#### Page and application data records:
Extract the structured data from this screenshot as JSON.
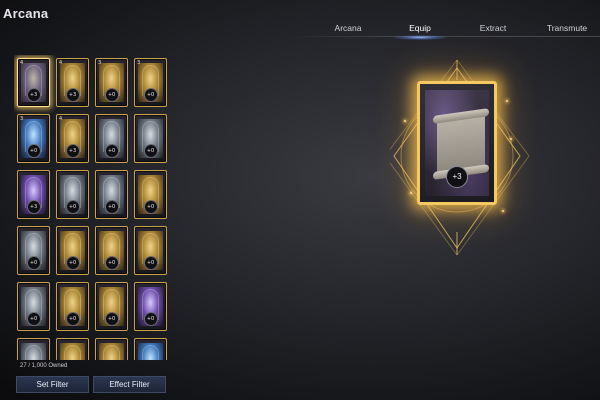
{
  "header": {
    "title": "Arcana"
  },
  "tabs": [
    {
      "label": "Arcana",
      "active": false
    },
    {
      "label": "Equip",
      "active": true
    },
    {
      "label": "Extract",
      "active": false
    },
    {
      "label": "Transmute",
      "active": false
    }
  ],
  "grid": {
    "cards": [
      {
        "cost": "4",
        "level": "+3",
        "art": "scroll",
        "selected": true
      },
      {
        "cost": "4",
        "level": "+3",
        "art": "gold",
        "selected": false
      },
      {
        "cost": "3",
        "level": "+0",
        "art": "gold",
        "selected": false
      },
      {
        "cost": "3",
        "level": "+0",
        "art": "gold",
        "selected": false
      },
      {
        "cost": "3",
        "level": "+0",
        "art": "blue",
        "selected": false
      },
      {
        "cost": "4",
        "level": "+3",
        "art": "gold",
        "selected": false
      },
      {
        "cost": "",
        "level": "+0",
        "art": "silver",
        "selected": false
      },
      {
        "cost": "",
        "level": "+0",
        "art": "silver",
        "selected": false
      },
      {
        "cost": "",
        "level": "+3",
        "art": "purple",
        "selected": false
      },
      {
        "cost": "",
        "level": "+0",
        "art": "silver",
        "selected": false
      },
      {
        "cost": "",
        "level": "+0",
        "art": "silver",
        "selected": false
      },
      {
        "cost": "",
        "level": "+0",
        "art": "gold",
        "selected": false
      },
      {
        "cost": "",
        "level": "+0",
        "art": "silver",
        "selected": false
      },
      {
        "cost": "",
        "level": "+0",
        "art": "gold",
        "selected": false
      },
      {
        "cost": "",
        "level": "+0",
        "art": "gold",
        "selected": false
      },
      {
        "cost": "",
        "level": "+0",
        "art": "gold",
        "selected": false
      },
      {
        "cost": "",
        "level": "+0",
        "art": "silver",
        "selected": false
      },
      {
        "cost": "",
        "level": "+0",
        "art": "gold",
        "selected": false
      },
      {
        "cost": "",
        "level": "+0",
        "art": "gold",
        "selected": false
      },
      {
        "cost": "",
        "level": "+0",
        "art": "purple",
        "selected": false
      },
      {
        "cost": "",
        "level": "",
        "art": "silver",
        "selected": false
      },
      {
        "cost": "",
        "level": "",
        "art": "gold",
        "selected": false
      },
      {
        "cost": "",
        "level": "",
        "art": "gold",
        "selected": false
      },
      {
        "cost": "",
        "level": "",
        "art": "blue",
        "selected": false
      }
    ]
  },
  "footer": {
    "owned": "27 / 1,000 Owned",
    "set_filter": "Set Filter",
    "effect_filter": "Effect Filter"
  },
  "featured": {
    "level": "+3",
    "art": "scroll"
  },
  "colors": {
    "gold_border": "#c9a24a",
    "gold_glow": "#f4c960",
    "tab_glow": "#96b9ff",
    "button_bg": "#2b3650"
  }
}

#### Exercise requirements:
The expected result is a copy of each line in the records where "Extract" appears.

#### Solved exercise:
Extract the structured data from this screenshot as JSON.
      "label": "Extract",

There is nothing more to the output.